All of which leads me to some final exhortations. We have a done a lot here at CSS to offer you opportunities for personal growth and expansion. Think only about your ECS this past year, and how it called you, sometimes in ways that were uncomfortable and difficult, to move beyond the narrow confines of your safe self. College will offer you more such opportunities, though perhaps you’ll never get a chance to pour iron again. If you are smart and courageous, you will take as many of those chances as you can. Some of you already know, or think you know, what you want to major in, what your strengths are, what you want to do, as the phrase goes, “with your life.” Maybe you do. But the world you enter is a shifting, protean one, and it may well have other ideas for you. So, major in chemistry, but take that course in the Japanese novel or medieval art, or the history of Philosophy. Be an art major, but don’t turn away from courses in history and biology and international relations. By all means, major in business, but don’t kid yourself that you won’t be a better businessman for having taken classes in or anthropology and political science, and Balinese dance.
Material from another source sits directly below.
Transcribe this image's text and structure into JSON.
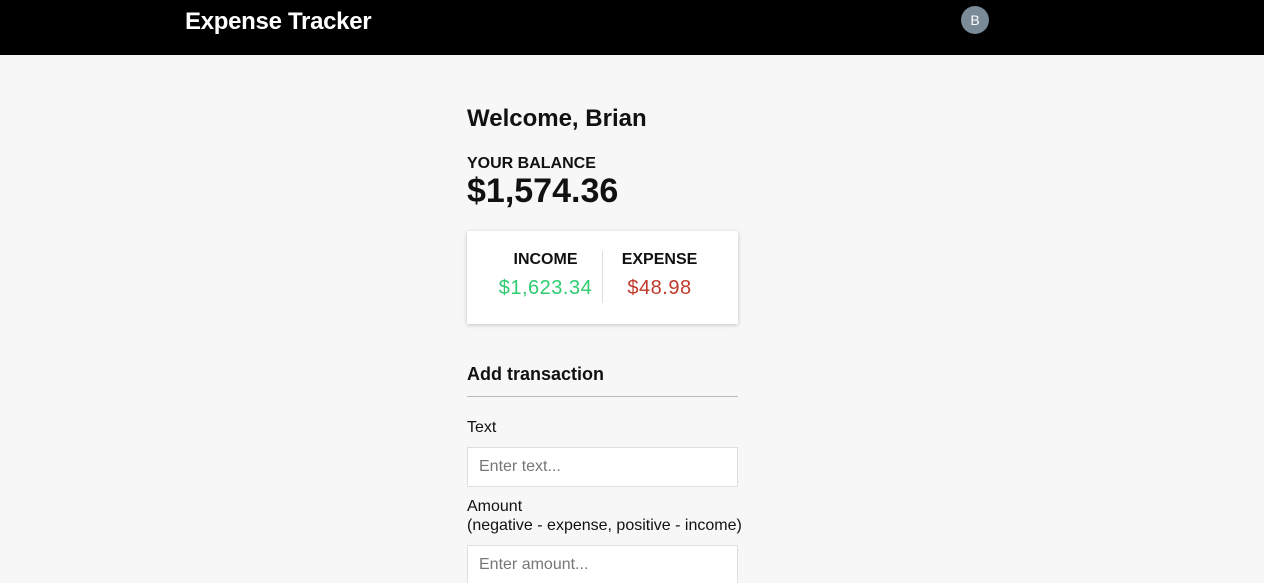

Finally, this all goes double for those personal passions we too often drop by the wayside as we move forward in life. Here’s something you will never hear an adult say, “When I was younger, I used to play piano, or paint, or do martial arts, but I let it drop—and boy, I’m glad I did!” If you play the guitar, keep playing the guitar! When I entered graduate school, intent on a life of literary scholarship and teaching, I gifted away my Gibson Firebird to another guitar player, thinking, wrongly that I was a at a crossroads and it had to be one thing or the other. I’m still dealing with the fallout from that decision to diminish myself. Don’t let anyone tell you that you can’t play the blues and study microbiology, or that a love of poetry is unseemly in a business major or a political scientist. Above all, don’t attend to any voice, your own or anyone else’s, that tells you that your business is here at your feet and not there on the periphery or out on the horizon. They are wrong. It’s both. Don’t let anyone tell you your job is to till the row at your feet, to keep your head down. They mean well, no doubt, but they are looking at things from too narrow and outmoded a point of view. Your job in this life calls you to be bigger than that.

Thank you.”